A Kenyan human rights body is calling for an investigation into the killing of the spokesman of a major Kenyan gang, saying the leader told the group a few weeks prior that his life was in danger from a government hit squad. Human rights groups have heavily criticized the nation's police for engaging in large-scale extra-judicial killings in its effort to crack down on the banned Mungiki sect.
The deputy head of the Kenya National Human Rights Commission, Hassan Omar Hassan, said that Njuguna Gitau informed the group last month he feared for his life.
"Gitau came to our office, and it is recorded here, that he came to the office to come and look for some of us on Friday the 16th of October 2009. He told me he wanted to give me certain 4-1-1 [information]. And I told him, 'What is that 4-1-1 about?' He said his life was under threat," Hassan said.
The parliament-created human rights body termed the killing an "assassination."
The Mungiki is an organized band of youths from Kenya's largest and most powerful tribe, the Kikuyu. The group, known for its criminal activities and extortion schemes, was founded with a call for its members to return to a form of mystic Kikuyu spirituality and to reject Western cultural influences.
Defenders of the group say the youth movement was founded as a means to express discontent with economic marginalization, but that the quick cash from the extortions transformed the poor youths into a criminal organization, which was then exploited by senior politicians.
Gitau was also head of the group's political wing, the Kenya National Youth Alliance, which the spokesman recently announced was being turned into an official cross-ethnic political party.
Omar claimed that the senior Mungiki member said that he was being trailed by a police squad known as the Kwekwe, mandated with neutralizing the gang. The police claim that the Kwekwe was disbanded earlier this year.
Gitau was shot in downtown Nairobi on Thursday by unidentified assailants. No one has been arrested for his death despite the fact that it happened in public view.
Omar said the commission would launch its own investigation.

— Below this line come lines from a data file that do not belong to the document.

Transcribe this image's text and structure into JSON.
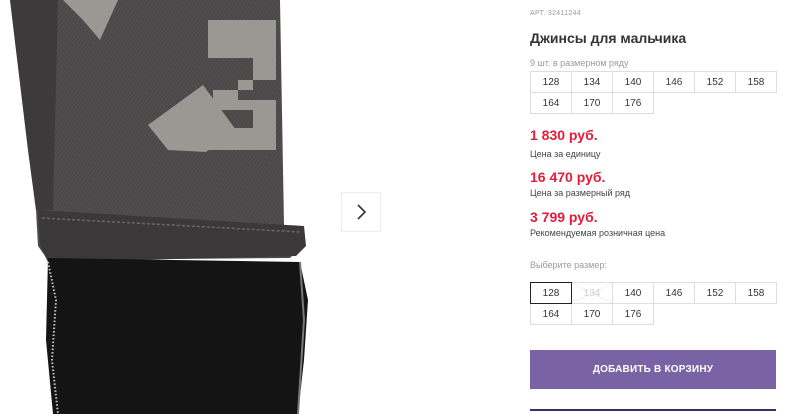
{
  "product": {
    "sku": "АРТ. 32411244",
    "title": "Джинсы для мальчика",
    "sizes_note": "9 шт. в размерном ряду",
    "range_sizes": [
      "128",
      "134",
      "140",
      "146",
      "152",
      "158",
      "164",
      "170",
      "176"
    ],
    "prices": [
      {
        "value": "1 830 руб.",
        "label": "Цена за единицу"
      },
      {
        "value": "16 470 руб.",
        "label": "Цена за размерный ряд"
      },
      {
        "value": "3 799 руб.",
        "label": "Рекомендуемая розничная цена"
      }
    ],
    "choose_label": "Выберите размер:",
    "size_options": [
      {
        "size": "128",
        "state": "selected"
      },
      {
        "size": "134",
        "state": "unavailable"
      },
      {
        "size": "140",
        "state": "available"
      },
      {
        "size": "146",
        "state": "available"
      },
      {
        "size": "152",
        "state": "available"
      },
      {
        "size": "158",
        "state": "available"
      },
      {
        "size": "164",
        "state": "available"
      },
      {
        "size": "170",
        "state": "available"
      },
      {
        "size": "176",
        "state": "available"
      }
    ],
    "add_to_cart_label": "ДОБАВИТЬ В КОРЗИНУ"
  },
  "gallery": {
    "next_icon": "chevron-right-icon"
  },
  "colors": {
    "price": "#e21d38",
    "accent": "#7a63a5"
  }
}
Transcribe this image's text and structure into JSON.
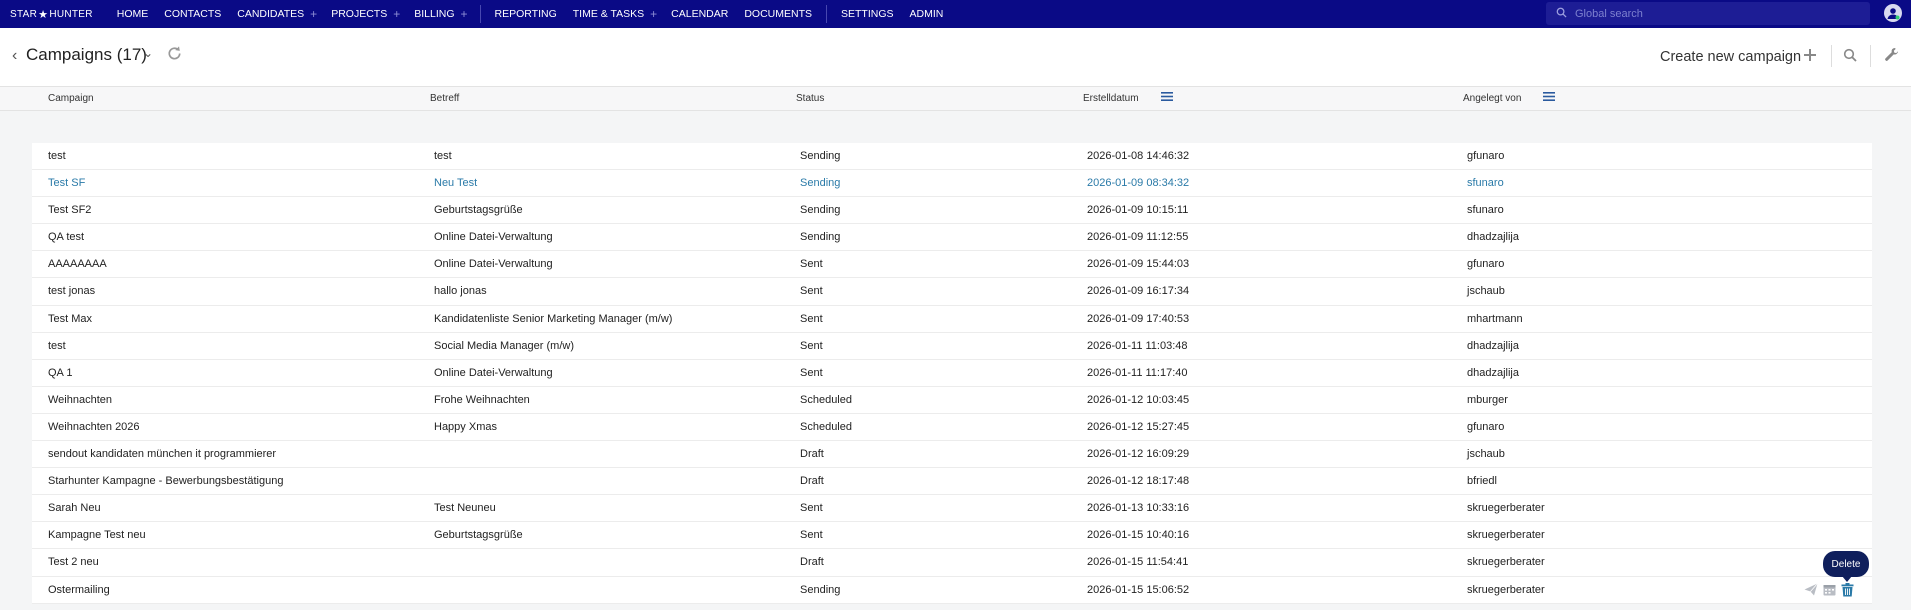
{
  "app": {
    "logo_left": "STAR",
    "logo_right": "HUNTER"
  },
  "nav": {
    "items": [
      {
        "label": "HOME",
        "plus": false
      },
      {
        "label": "CONTACTS",
        "plus": false
      },
      {
        "label": "CANDIDATES",
        "plus": true
      },
      {
        "label": "PROJECTS",
        "plus": true
      },
      {
        "label": "BILLING",
        "plus": true
      },
      {
        "label": "REPORTING",
        "plus": false
      },
      {
        "label": "TIME & TASKS",
        "plus": true
      },
      {
        "label": "CALENDAR",
        "plus": false
      },
      {
        "label": "DOCUMENTS",
        "plus": false
      },
      {
        "label": "SETTINGS",
        "plus": false
      },
      {
        "label": "ADMIN",
        "plus": false
      }
    ],
    "search_placeholder": "Global search"
  },
  "page": {
    "title": "Campaigns (17)",
    "create_label": "Create new campaign"
  },
  "columns": {
    "campaign": "Campaign",
    "subject": "Betreff",
    "status": "Status",
    "created": "Erstelldatum",
    "created_by": "Angelegt von"
  },
  "rows": [
    {
      "campaign": "test",
      "subject": "test",
      "status": "Sending",
      "created": "2026-01-08 14:46:32",
      "by": "gfunaro"
    },
    {
      "campaign": "Test SF",
      "subject": "Neu Test",
      "status": "Sending",
      "created": "2026-01-09 08:34:32",
      "by": "sfunaro"
    },
    {
      "campaign": "Test SF2",
      "subject": "Geburtstagsgrüße",
      "status": "Sending",
      "created": "2026-01-09 10:15:11",
      "by": "sfunaro"
    },
    {
      "campaign": "QA test",
      "subject": "Online Datei-Verwaltung",
      "status": "Sending",
      "created": "2026-01-09 11:12:55",
      "by": "dhadzajlija"
    },
    {
      "campaign": "AAAAAAAA",
      "subject": "Online Datei-Verwaltung",
      "status": "Sent",
      "created": "2026-01-09 15:44:03",
      "by": "gfunaro"
    },
    {
      "campaign": "test jonas",
      "subject": "hallo jonas",
      "status": "Sent",
      "created": "2026-01-09 16:17:34",
      "by": "jschaub"
    },
    {
      "campaign": "Test Max",
      "subject": "Kandidatenliste Senior Marketing Manager (m/w)",
      "status": "Sent",
      "created": "2026-01-09 17:40:53",
      "by": "mhartmann"
    },
    {
      "campaign": "test",
      "subject": "Social Media Manager (m/w)",
      "status": "Sent",
      "created": "2026-01-11 11:03:48",
      "by": "dhadzajlija"
    },
    {
      "campaign": "QA 1",
      "subject": "Online Datei-Verwaltung",
      "status": "Sent",
      "created": "2026-01-11 11:17:40",
      "by": "dhadzajlija"
    },
    {
      "campaign": "Weihnachten",
      "subject": "Frohe Weihnachten",
      "status": "Scheduled",
      "created": "2026-01-12 10:03:45",
      "by": "mburger"
    },
    {
      "campaign": "Weihnachten 2026",
      "subject": "Happy Xmas",
      "status": "Scheduled",
      "created": "2026-01-12 15:27:45",
      "by": "gfunaro"
    },
    {
      "campaign": "sendout kandidaten münchen it programmierer",
      "subject": "",
      "status": "Draft",
      "created": "2026-01-12 16:09:29",
      "by": "jschaub"
    },
    {
      "campaign": "Starhunter Kampagne - Bewerbungsbestätigung",
      "subject": "",
      "status": "Draft",
      "created": "2026-01-12 18:17:48",
      "by": "bfriedl"
    },
    {
      "campaign": "Sarah Neu",
      "subject": "Test Neuneu",
      "status": "Sent",
      "created": "2026-01-13 10:33:16",
      "by": "skruegerberater"
    },
    {
      "campaign": "Kampagne Test neu",
      "subject": "Geburtstagsgrüße",
      "status": "Sent",
      "created": "2026-01-15 10:40:16",
      "by": "skruegerberater"
    },
    {
      "campaign": "Test 2 neu",
      "subject": "",
      "status": "Draft",
      "created": "2026-01-15 11:54:41",
      "by": "skruegerberater"
    },
    {
      "campaign": "Ostermailing",
      "subject": "",
      "status": "Sending",
      "created": "2026-01-15 15:06:52",
      "by": "skruegerberater"
    }
  ],
  "highlight_row": 1,
  "hover_row": 16,
  "tooltip": "Delete",
  "colors": {
    "nav_bg": "#0a0a86",
    "link": "#2a7aa8",
    "delete": "#2a7aa8"
  }
}
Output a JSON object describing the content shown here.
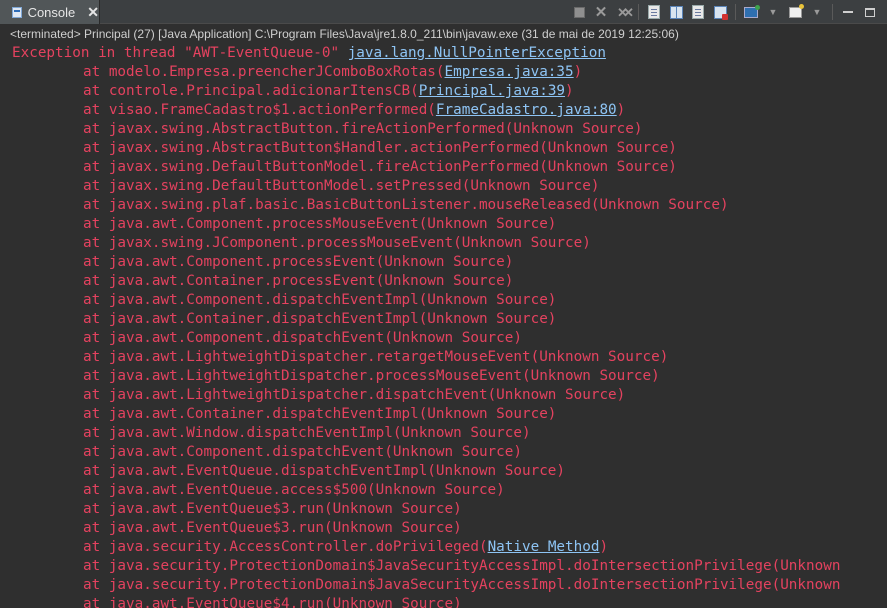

"As a commission we again call for a credible investigation. But we will also proceed to see whether we can document the circumstances of his death. The best way right now for accountability is documentation. There might be a leadership that might not want to act on it, but I think the statute of limitation is such that there is no time limit for some of the most heinous crimes including murder," he said.
The human rights group had earlier accused the police of secretly killing up to 500 suspected Mungiki members during its 2007 crackdown on the group.
The murder of Gitau comes just weeks after the Mungiki's head leader, Maina Njenga, was released from custody after reportedly issuing a one-week ultimatum in which he threatened to name senior politicians who have supported the group.
In a bizarre public demonstration, the released leader then declared himself a born-again Christian and renounced violence, calling on Mungiki members to do the same. He then returned to live on his rural farm.
The freed leader has gone into hiding following the murder of Gitau.